As best friend and often time the straight man in the comedic situations, Alan Harner as Robert was adorably dorky and hilarious. He showed a great versatility and knack for his uptight, socially awkward character who gradually loosens up throughout the course of the show, reminiscent of a cross between Danny Kaye and Donald O’Conner. Harner’s rapid-fire patter monologue in Act II, attempting to explain and summarize the events of the evening, nearly stopped the show and received a well deserved round of applause.
Kelly Pannill provided a perfect contrast as the agency cook, Suzette, who is forced to play the mistress and a variety of other alibis as the evening continues. Pannill was both bubbly, sweet and excellently sarcastic and crass as the character grew more and more frustrated. She and Harner were delightful in their physical comedy scenes together.

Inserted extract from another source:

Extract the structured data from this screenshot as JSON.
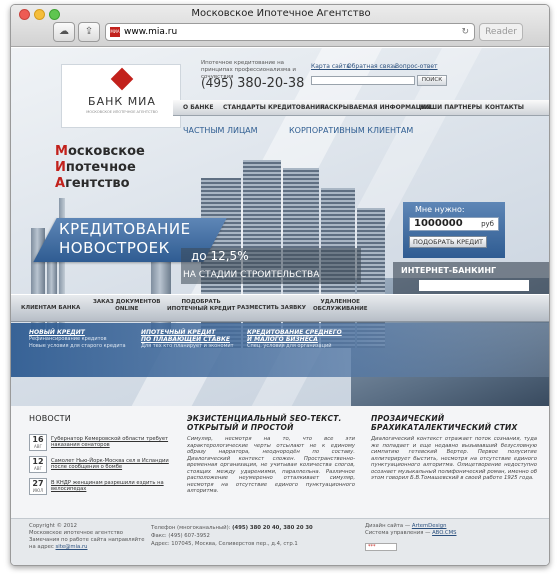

Will Heyser in a small cameo role as George was incredible. At well over six feet tall, he towers over the rest of the cast members, making his dim-witted character all the more intimidating. Tia B. Davis as the actual mistress, Suzanne, was wonderfully brazen and slightly ditzy. Her bits masquerading as the chef who has no idea how to cook were hysterical and she had a wonderful moment at the end of Act I.
Though many sight gags and jokes were repeated throughout the show, they did not grow stale. Quite the contrary, every time a gag was repeated, it became more and more outrageous and even funnier with each re-occurrence. The physical comedy and blocking in the show were extraordinary. An excellent moment in the production occurred during a phone conversation where both Perkins and Harner are in the room and become entangled in the phone cord after attempting a tug-of-war, leaving the audience howling with laughter. Natural height differences between the actors were also used to great effect. As Perkins was the shortest member of the cast, it led to moments of pure comedic gold, especially in some scenes with his mistress, and the obvious height differences were hysterical in sequences where all three of the male actors were onstage at the same time.
Typical for farces, the action all takes place in a one-room set with multiple doors. Designed by Scott Tatina, the set is a beautifully rustic one-room French cottage, with lovely attention to detail in the painting and aesthetic design. Costumes, designed by Jen George, were extremely elegant and appropriate to each character’s personality. An exceedingly brilliant moment occurred during a costume change in Act I, where the men transformed the cook’s standard waitress uniform into a sexy little black evening gown entirely onstage. Lights, designed by Will Heyser, were very simple so as not to distract from the action, though a nice effect was used in Act II where the lights in the cottage were supposed to have been turned out, but the action was all clearly visible onstage for the audience.
Running Time: Two and one-half hours, with one 15-minute intermission.
Don’t Dress for Dinner plays through February 15, 2015, at the Old Opera House Theatre Company – 204 North George Street, in Charles Town, West Virginia. For tickets, call the box office at (304) 725-4420.